**DATA UNDER STUDY**
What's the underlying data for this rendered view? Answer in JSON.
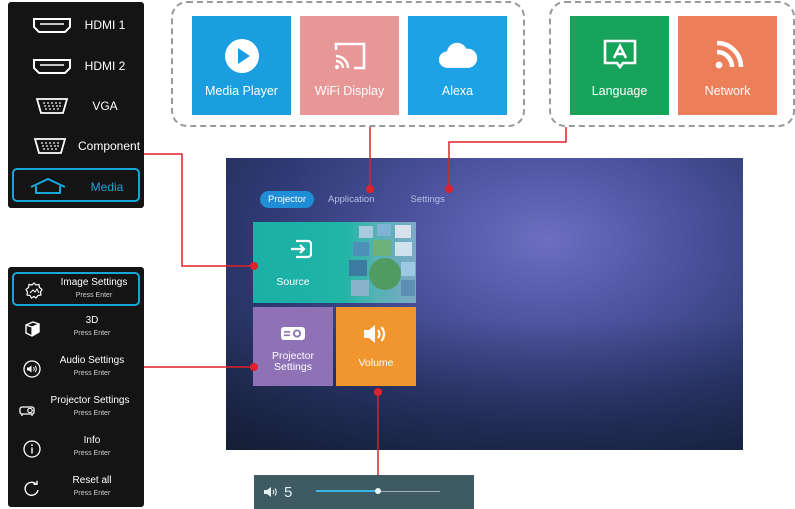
{
  "input_sources": {
    "items": [
      {
        "label": "HDMI 1",
        "icon": "hdmi-port-icon",
        "selected": false
      },
      {
        "label": "HDMI 2",
        "icon": "hdmi-port-icon",
        "selected": false
      },
      {
        "label": "VGA",
        "icon": "vga-port-icon",
        "selected": false
      },
      {
        "label": "Component",
        "icon": "component-port-icon",
        "selected": false
      },
      {
        "label": "Media",
        "icon": "home-icon",
        "selected": true
      }
    ]
  },
  "settings_menu": {
    "items": [
      {
        "title": "Image Settings",
        "hint": "Press Enter",
        "icon": "image-settings-icon",
        "selected": true
      },
      {
        "title": "3D",
        "hint": "Press Enter",
        "icon": "cube-3d-icon",
        "selected": false
      },
      {
        "title": "Audio Settings",
        "hint": "Press Enter",
        "icon": "speaker-icon",
        "selected": false
      },
      {
        "title": "Projector Settings",
        "hint": "Press Enter",
        "icon": "projector-icon",
        "selected": false
      },
      {
        "title": "Info",
        "hint": "Press Enter",
        "icon": "info-icon",
        "selected": false
      },
      {
        "title": "Reset all",
        "hint": "Press Enter",
        "icon": "reset-icon",
        "selected": false
      }
    ]
  },
  "application_group": {
    "tiles": [
      {
        "label": "Media Player",
        "icon": "play-icon",
        "color": "#1a9ee0"
      },
      {
        "label": "WiFi Display",
        "icon": "cast-icon",
        "color": "#e89797"
      },
      {
        "label": "Alexa",
        "icon": "cloud-icon",
        "color": "#1da2e6"
      }
    ]
  },
  "settings_group": {
    "tiles": [
      {
        "label": "Language",
        "icon": "language-icon",
        "color": "#18a35a"
      },
      {
        "label": "Network",
        "icon": "wifi-signal-icon",
        "color": "#ed7e5a"
      }
    ]
  },
  "home_screen": {
    "tabs": [
      {
        "label": "Projector",
        "active": true
      },
      {
        "label": "Application",
        "active": false
      },
      {
        "label": "Settings",
        "active": false
      }
    ],
    "tiles": {
      "source": {
        "label": "Source",
        "icon": "input-arrow-icon",
        "color": "#1ab0a6"
      },
      "projector_settings": {
        "label": "Projector\nSettings",
        "icon": "projector-icon",
        "color": "#8f72b6"
      },
      "volume": {
        "label": "Volume",
        "icon": "speaker-icon",
        "color": "#f0962e"
      }
    }
  },
  "volume_bar": {
    "icon": "speaker-icon",
    "value": "5",
    "level_fraction": 0.5
  },
  "colors": {
    "accent": "#19a6d8",
    "callout": "#e0202a",
    "panel_bg": "#141414"
  }
}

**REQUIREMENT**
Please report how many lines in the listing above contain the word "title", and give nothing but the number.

**OUTPUT FOR THIS TASK**
6